"And you can go down a long list of guys. You got Andre Frazier, you got Carey Davis, you got Gary Russell, Lawrence Timmons, William Gay, Anthony Smith. ... You know, we got a lot of guys making plays, man. That's going to be an asset for us in the playoffs."

AkronSteel
01-09-2009, 09:59 PM
I have been really happy with these units all year long.....and surprised! It seems every year that the coverage units are poor, but not this year! I guess all the anguish that was given to Ligashesky was at least a little unwarranted.

Phazon Black
01-09-2009, 11:07 PM
I tip my hat off to this year's special teams coverage unit. Being number one in this category will prevent any "surprising" scores from opponent's return units throughout the playoffs. Stats like these will be overlooked from the national media, but is very essential for a championship team.

I believe we have one.

Chavezz
01-10-2009, 12:06 AM
The article mentions James Harrison covering kicks, which brings up this question.

How many defensive MVP's VOLUNTEER to cover kicks??

MaxAMillion
01-10-2009, 12:15 AM
I have been really happy with these units all year long.....and surprised! It seems every year that the coverage units are poor, but not this year! I guess all the anguish that was given to Ligashesky was at least a little unwarranted.

it just goes to show that sometimes the coach is only a small part of the problem.

flippy
01-10-2009, 08:38 AM
We got the edge in 2 of 3 phases of the game against any playoff opponent.

Now we just need Ben to step up and we're good to go.

Discipline of Steel
01-10-2009, 10:53 AM
We got the edge in 2 of 3 phases of the game against any playoff opponent.

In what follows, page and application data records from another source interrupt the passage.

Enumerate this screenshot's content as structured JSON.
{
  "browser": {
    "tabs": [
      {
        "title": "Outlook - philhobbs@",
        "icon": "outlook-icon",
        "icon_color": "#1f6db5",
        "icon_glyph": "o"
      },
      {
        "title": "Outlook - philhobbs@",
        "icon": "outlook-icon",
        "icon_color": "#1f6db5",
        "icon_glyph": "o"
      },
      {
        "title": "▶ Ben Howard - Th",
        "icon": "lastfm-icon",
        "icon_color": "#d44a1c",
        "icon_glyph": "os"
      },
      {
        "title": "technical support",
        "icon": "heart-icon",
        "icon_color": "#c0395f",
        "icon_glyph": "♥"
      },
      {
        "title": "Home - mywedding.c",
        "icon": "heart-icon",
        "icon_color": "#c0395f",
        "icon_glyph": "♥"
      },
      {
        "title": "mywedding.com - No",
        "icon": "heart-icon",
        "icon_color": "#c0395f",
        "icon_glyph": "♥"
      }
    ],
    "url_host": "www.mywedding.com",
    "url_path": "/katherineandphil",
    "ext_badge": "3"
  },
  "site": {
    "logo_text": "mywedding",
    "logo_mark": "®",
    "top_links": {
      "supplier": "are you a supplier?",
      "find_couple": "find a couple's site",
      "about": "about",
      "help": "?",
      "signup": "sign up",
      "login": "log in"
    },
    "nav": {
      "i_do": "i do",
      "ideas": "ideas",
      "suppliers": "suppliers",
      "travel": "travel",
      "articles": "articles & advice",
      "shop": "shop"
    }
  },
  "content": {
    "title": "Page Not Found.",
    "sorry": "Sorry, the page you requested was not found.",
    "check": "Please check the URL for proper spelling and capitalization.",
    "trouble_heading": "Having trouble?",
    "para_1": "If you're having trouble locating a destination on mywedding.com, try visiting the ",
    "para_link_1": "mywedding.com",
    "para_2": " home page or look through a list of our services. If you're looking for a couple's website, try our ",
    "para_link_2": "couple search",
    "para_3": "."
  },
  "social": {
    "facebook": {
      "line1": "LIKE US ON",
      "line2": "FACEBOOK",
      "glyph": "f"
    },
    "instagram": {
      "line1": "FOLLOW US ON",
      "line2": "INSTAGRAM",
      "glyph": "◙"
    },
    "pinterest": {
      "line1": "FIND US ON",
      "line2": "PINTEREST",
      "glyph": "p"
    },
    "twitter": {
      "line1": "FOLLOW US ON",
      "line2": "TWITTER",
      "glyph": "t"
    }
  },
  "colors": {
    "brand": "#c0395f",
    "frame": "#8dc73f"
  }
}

Now we just need Ben to step up and we're good to go.


Im not sure I would give us the edge with little threat of long return ourselves (not to mention our horrible net punting avg) but at least we dont give up the edge.